Set down the data below in full, exactly as it reads, but without the pictures.

> _Task data_
BEGIN

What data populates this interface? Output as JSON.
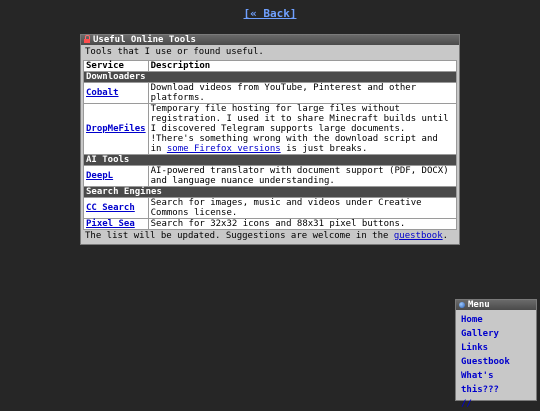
{
  "back_link": "[« Back]",
  "panel": {
    "title": "Useful Online Tools",
    "intro": "Tools that I use or found useful.",
    "col_service": "Service",
    "col_description": "Description",
    "sections": {
      "downloaders": "Downloaders",
      "ai": "AI Tools",
      "search": "Search Engines"
    },
    "rows": {
      "cobalt": {
        "name": "Cobalt",
        "desc": "Download videos from YouTube, Pinterest and other platforms."
      },
      "dropmefiles": {
        "name": "DropMeFiles",
        "desc": "Temporary file hosting for large files without registration. I used it to share Minecraft builds until I discovered Telegram supports large documents.",
        "warn_pre": "!There's something wrong with the download script and in ",
        "warn_link": "some Firefox versions",
        "warn_post": " is just breaks."
      },
      "deepl": {
        "name": "DeepL",
        "desc": "AI-powered translator with document support (PDF, DOCX) and language nuance understanding."
      },
      "ccsearch": {
        "name": "CC Search",
        "desc": "Search for images, music and videos under Creative Commons license."
      },
      "pixelsea": {
        "name": "Pixel Sea",
        "desc": "Search for 32x32 icons and 88x31 pixel buttons."
      }
    },
    "footer_pre": "The list will be updated. Suggestions are welcome in the ",
    "footer_link": "guestbook",
    "footer_post": "."
  },
  "menu": {
    "title": "Menu",
    "items": [
      "Home",
      "Gallery",
      "Links",
      "Guestbook",
      "What's this???",
      "//"
    ]
  },
  "icons": {
    "panel": "lock-icon",
    "menu": "globe-icon"
  }
}
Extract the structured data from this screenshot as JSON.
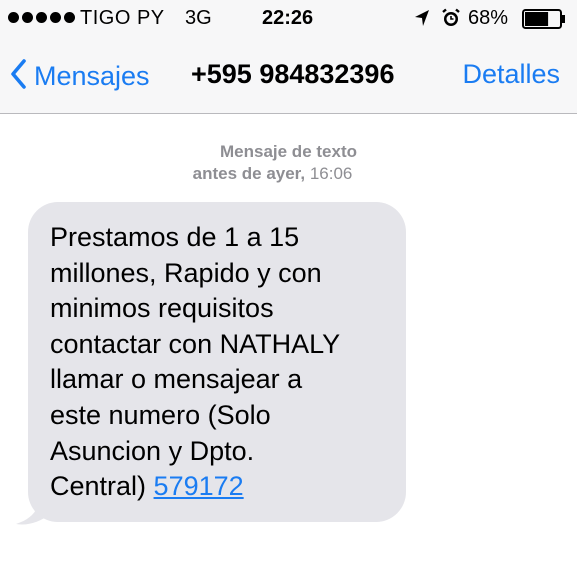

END

> _Answer to this task_
What data populates this interface? Output as JSON.
{
  "back_link": "[« Back]",
  "panel": {
    "title": "Useful Online Tools",
    "intro": "Tools that I use or found useful.",
    "col_service": "Service",
    "col_description": "Description",
    "sections": {
      "downloaders": "Downloaders",
      "ai": "AI Tools",
      "search": "Search Engines"
    },
    "rows": {
      "cobalt": {
        "name": "Cobalt",
        "desc": "Download videos from YouTube, Pinterest and other platforms."
      },
      "dropmefiles": {
        "name": "DropMeFiles",
        "desc": "Temporary file hosting for large files without registration. I used it to share Minecraft builds until I discovered Telegram supports large documents.",
        "warn_pre": "!There's something wrong with the download script and in ",
        "warn_link": "some Firefox versions",
        "warn_post": " is just breaks."
      },
      "deepl": {
        "name": "DeepL",
        "desc": "AI-powered translator with document support (PDF, DOCX) and language nuance understanding."
      },
      "ccsearch": {
        "name": "CC Search",
        "desc": "Search for images, music and videos under Creative Commons license."
      },
      "pixelsea": {
        "name": "Pixel Sea",
        "desc": "Search for 32x32 icons and 88x31 pixel buttons."
      }
    },
    "footer_pre": "The list will be updated. Suggestions are welcome in the ",
    "footer_link": "guestbook",
    "footer_post": "."
  },
  "menu": {
    "title": "Menu",
    "items": [
      "Home",
      "Gallery",
      "Links",
      "Guestbook",
      "What's this???",
      "//"
    ]
  },
  "icons": {
    "panel": "lock-icon",
    "menu": "globe-icon"
  }
}
Extract the structured data from this screenshot as JSON.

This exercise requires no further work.